September 15, 2006

" New York Times " Calls For Greater Engagement With Turkey

(14.09.2006; Washington, D.C.)

The New York Times, in its editorial of September 10th, had the following to say regarding U.S. - Turkish relations,

" The United States would be wise to create many more and varied opportunities to engage with Turkey, a longtime ally, and a uniquely important one. Turkey is a predominately Muslim, secular democracy, situated between Europe and the Middle East. After years of trying to make amends for having suppressed its Kurdish population, often brutally, Turkey has seen violence resume of late. The United States needs to frankly acknowledge that instability in Iraq, on Turkey's southeast border, has fomented instability in Turkey.
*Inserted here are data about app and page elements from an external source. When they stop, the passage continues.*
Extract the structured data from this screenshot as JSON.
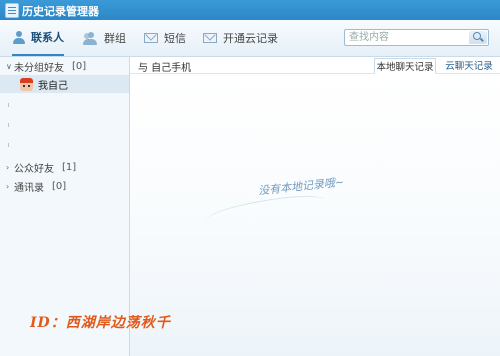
{
  "window": {
    "title": "历史记录管理器"
  },
  "tabs": [
    {
      "label": "联系人"
    },
    {
      "label": "群组"
    },
    {
      "label": "短信"
    },
    {
      "label": "开通云记录"
    }
  ],
  "search": {
    "placeholder": "查找内容"
  },
  "sidebar": {
    "groups": [
      {
        "arrow": "∨",
        "label": "未分组好友",
        "count": "[0]"
      },
      {
        "arrow": "›",
        "label": "公众好友",
        "count": "[1]"
      },
      {
        "arrow": "›",
        "label": "通讯录",
        "count": "[0]"
      }
    ],
    "contact": {
      "name": "我自己"
    }
  },
  "main": {
    "conversation_label": "与 自己手机",
    "tab_local": "本地聊天记录",
    "tab_cloud": "云聊天记录",
    "empty_text": "没有本地记录哦~"
  },
  "watermark": "ID：西湖岸边荡秋千",
  "colors": {
    "titlebar": "#2d86c6",
    "accent": "#2f86c8",
    "watermark": "#e15a1a"
  }
}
That morally obligates the United States to help with corrective actions."

Further on, the editorial speaks about how Turkish public opinion has cooled to the idea of further integration in Europe via accession to the European Union and cites the cold-shoulder Turkey has lately received fro various European countries. Here's the passage in question.

"As Turks see it, their support over decades for the West and for democracy has been rewarded with severe regional tension brought on by the United States, and by a cold-shoulder, particularly from France and Austria, ever since Turkey qualified for European Union accession talks."

(Medz Mher: We would like to ask the editorial board at the NY Times the following...)

Who ultimately is responsible for the instability in Iraq? What country invaded Iraq in the first place? As for the instability that the NY Times laments in Turkey...What country has been closely cooperating with Turkey's military establishment since the end of World War II, providing it with billions in destructive military power which it has mainly used against its own citizens, Turks and Kurds alike. Any instability present in Turkey stems from the failure of successive regimes in Ankara to address the Kurdish question in political terms, and not through military might.

Finally, regarding the cold-shoulder treatment Turkey has received from France and other European nations... While SASSNA DZRER believe that these countries are at heart opportunists (remember France and the debacle in Cilicia 1918-1920), contradictions sometimes do arise between the national ruling elites in Europe and Turkey . Such rifts are evident today, whereby some European nations, notably France, are raising the issues of Cyprus and recognition of the Armenian Genocide as prerequisites for Turkey's entrance into the European Union. Whatever the underlying motivation for raising these issues, one would think that the NY Times would view the continuing Turkish occupation of northern Cyprus and the recognition of the Armenian Genocide by Turkey as issues that need to be addressed before Ankara is rewarded for "services rendered" by being granted entre into the European Club.


Post a Comment

<< Home